This is the type of cancer that claimed the lives of former U.S. Sens. John McCain and Ted Kennedy.
Now, a Purdue University cancer innovator and his team have developed a promising new approach to treating these tumors using a type of immune cell called the natural killer (NK) cell. The team genetically modifies the NK cells to more specifically target and kill cancer cells.
The V Foundation for Cancer Research and the Walther Cancer Foundation, in collaboration with Indiana University School of Medicine, funded part of this work.
"Multifunctionally engineering these cells is a potentially transformative way to enable the improved treatment of this disease," said Sandro Matosevic, an assistant professor in Purdue's College of Pharmacy. "Our solution is the first multifunctional, responsive immunotherapy for GBM (glioblastoma multiforme) based on engineered natural killer cells. By targeting multiple mechanisms at the same time, we severely limit the ability of GBM to avoid treatment."
The challenge with developing therapies for GBM is that the disease is highly immunosuppressive. It uses multiple mechanisms to evade recognition by the immune system, and many therapies developed against it are unsuccessful because GBM is both resistant to treatment and highly heterogeneous.
GBM is the most aggressive brain tumor.
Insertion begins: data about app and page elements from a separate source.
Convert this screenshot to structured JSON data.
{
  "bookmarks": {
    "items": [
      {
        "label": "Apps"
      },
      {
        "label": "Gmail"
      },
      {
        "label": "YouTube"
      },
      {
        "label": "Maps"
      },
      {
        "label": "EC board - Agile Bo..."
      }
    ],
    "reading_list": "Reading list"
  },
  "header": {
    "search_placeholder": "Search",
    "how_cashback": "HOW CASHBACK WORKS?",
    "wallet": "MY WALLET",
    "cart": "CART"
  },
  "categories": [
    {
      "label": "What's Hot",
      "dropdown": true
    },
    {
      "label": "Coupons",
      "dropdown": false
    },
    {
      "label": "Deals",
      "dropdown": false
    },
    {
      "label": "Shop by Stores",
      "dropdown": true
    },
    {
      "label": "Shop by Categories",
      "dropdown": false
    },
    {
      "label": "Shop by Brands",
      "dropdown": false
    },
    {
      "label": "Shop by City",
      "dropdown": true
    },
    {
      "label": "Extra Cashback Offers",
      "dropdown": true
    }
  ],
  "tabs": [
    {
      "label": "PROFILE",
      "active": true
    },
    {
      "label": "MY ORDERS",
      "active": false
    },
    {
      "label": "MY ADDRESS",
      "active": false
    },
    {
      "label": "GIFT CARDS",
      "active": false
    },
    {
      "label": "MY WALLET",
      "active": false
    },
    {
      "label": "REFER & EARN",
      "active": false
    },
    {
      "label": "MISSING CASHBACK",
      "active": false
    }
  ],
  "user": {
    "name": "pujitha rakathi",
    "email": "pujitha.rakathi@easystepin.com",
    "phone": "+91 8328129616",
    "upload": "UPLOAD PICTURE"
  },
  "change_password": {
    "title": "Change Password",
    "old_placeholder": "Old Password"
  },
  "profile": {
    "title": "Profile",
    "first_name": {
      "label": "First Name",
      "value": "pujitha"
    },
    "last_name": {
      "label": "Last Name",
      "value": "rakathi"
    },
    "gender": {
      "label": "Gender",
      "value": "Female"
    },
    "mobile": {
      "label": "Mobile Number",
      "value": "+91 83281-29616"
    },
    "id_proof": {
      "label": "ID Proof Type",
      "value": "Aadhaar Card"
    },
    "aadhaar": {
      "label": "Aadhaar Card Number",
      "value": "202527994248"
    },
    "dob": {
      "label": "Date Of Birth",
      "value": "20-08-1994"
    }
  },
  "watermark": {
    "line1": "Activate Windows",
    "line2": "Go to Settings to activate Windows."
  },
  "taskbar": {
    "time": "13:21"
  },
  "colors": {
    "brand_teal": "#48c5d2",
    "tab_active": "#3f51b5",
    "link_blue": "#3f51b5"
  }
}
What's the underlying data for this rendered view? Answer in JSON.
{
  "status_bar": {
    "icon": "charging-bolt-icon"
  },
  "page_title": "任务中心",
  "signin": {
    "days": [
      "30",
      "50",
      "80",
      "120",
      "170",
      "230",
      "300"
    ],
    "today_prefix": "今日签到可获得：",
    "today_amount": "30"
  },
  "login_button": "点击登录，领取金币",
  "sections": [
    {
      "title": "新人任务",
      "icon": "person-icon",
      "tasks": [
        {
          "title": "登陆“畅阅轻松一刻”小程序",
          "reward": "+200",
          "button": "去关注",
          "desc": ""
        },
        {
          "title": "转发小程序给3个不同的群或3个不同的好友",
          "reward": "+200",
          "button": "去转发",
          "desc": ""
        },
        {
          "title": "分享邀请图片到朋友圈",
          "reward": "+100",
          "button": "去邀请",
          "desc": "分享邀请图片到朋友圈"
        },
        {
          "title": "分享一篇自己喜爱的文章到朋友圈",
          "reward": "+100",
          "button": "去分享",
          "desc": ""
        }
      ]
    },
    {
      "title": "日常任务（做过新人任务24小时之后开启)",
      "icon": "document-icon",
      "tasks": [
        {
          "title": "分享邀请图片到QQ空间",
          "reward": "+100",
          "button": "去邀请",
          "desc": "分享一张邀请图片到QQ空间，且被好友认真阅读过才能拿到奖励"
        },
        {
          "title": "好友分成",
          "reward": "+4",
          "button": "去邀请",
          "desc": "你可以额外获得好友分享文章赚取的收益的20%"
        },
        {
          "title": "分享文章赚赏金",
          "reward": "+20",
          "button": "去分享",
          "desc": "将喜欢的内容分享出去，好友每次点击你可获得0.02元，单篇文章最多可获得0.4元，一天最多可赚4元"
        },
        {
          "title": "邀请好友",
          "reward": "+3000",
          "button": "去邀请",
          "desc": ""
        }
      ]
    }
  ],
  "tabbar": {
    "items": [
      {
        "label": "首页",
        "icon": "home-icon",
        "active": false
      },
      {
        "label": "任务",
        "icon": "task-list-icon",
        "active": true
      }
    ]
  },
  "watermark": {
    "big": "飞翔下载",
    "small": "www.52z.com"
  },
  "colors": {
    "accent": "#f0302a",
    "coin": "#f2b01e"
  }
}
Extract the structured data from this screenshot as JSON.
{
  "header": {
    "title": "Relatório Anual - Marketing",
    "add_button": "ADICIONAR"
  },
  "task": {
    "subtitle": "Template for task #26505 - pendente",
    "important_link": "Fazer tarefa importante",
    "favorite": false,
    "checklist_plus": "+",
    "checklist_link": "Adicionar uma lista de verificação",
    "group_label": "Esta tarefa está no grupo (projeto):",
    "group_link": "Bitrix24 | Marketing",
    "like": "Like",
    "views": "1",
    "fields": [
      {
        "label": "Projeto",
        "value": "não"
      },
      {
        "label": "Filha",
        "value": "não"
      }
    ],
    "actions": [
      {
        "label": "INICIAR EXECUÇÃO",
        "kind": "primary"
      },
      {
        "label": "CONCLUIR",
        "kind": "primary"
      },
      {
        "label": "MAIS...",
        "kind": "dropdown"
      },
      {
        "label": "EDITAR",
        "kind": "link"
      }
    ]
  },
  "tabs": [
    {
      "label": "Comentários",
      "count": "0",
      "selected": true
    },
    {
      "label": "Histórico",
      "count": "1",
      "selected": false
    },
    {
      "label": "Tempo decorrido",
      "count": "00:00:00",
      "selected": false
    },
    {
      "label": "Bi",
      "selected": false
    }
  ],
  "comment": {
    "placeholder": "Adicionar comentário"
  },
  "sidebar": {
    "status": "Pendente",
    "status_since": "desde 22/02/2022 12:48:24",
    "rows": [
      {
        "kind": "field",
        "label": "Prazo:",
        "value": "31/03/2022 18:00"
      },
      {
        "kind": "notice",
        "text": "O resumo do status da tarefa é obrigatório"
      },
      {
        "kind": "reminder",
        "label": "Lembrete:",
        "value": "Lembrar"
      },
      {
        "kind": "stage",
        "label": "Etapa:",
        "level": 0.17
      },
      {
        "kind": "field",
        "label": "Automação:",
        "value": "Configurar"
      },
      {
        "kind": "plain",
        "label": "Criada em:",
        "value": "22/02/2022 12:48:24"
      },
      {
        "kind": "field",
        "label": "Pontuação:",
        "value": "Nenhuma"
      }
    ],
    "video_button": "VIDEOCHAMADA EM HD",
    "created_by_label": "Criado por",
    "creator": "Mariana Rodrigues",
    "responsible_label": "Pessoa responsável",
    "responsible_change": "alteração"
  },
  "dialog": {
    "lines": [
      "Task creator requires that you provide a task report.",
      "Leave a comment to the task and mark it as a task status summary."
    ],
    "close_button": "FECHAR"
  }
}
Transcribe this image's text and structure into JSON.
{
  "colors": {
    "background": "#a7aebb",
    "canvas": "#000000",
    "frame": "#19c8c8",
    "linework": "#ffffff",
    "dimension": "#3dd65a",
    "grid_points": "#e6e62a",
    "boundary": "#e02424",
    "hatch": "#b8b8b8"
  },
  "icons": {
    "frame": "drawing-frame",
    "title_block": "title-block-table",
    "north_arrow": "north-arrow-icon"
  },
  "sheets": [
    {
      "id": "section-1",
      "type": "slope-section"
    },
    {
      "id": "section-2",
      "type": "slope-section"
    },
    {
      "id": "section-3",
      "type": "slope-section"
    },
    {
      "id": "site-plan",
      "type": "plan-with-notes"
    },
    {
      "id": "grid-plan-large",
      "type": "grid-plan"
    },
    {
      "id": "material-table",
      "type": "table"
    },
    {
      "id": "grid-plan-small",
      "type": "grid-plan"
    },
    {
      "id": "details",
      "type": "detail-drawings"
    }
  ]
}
Despite multiple intensive treatment options - surgery, chemotherapy and radiotherapy - very few patients with GBM survive beyond 15 months, and none are cured. This is because most drugs act on a single pathway, while GBM uses a highly complex network of immunosuppressive mechanisms to promote resistance to treatment and evade immune recognition.
"Not only is cell-based immunotherapy a highly unique and promising treatment approach, but natural killer cells have been shown to be able to kill GBM with high efficiency. They are also considered safer than other cell-based therapies such as T cells. In addition, it has been shown that clinically, patients benefit from a higher presence of NK cells in the tumor microenvironment," Matosevic said.
The innovators are working with the Purdue Research Foundation Office of Technology Commercialization, which seeks to license this patent-pending technology. The office is now housed in the Convergence Center for Innovation and Collaboration in Discovery Park District, adjacent to the Purdue campus.
The researchers are looking for partners to continue developing their technology.
This technology involving GBM is the latest innovation to come out of the Matosevic Lab and is among several recent innovations from Purdue scientists and the Purdue University Center for Cancer Research.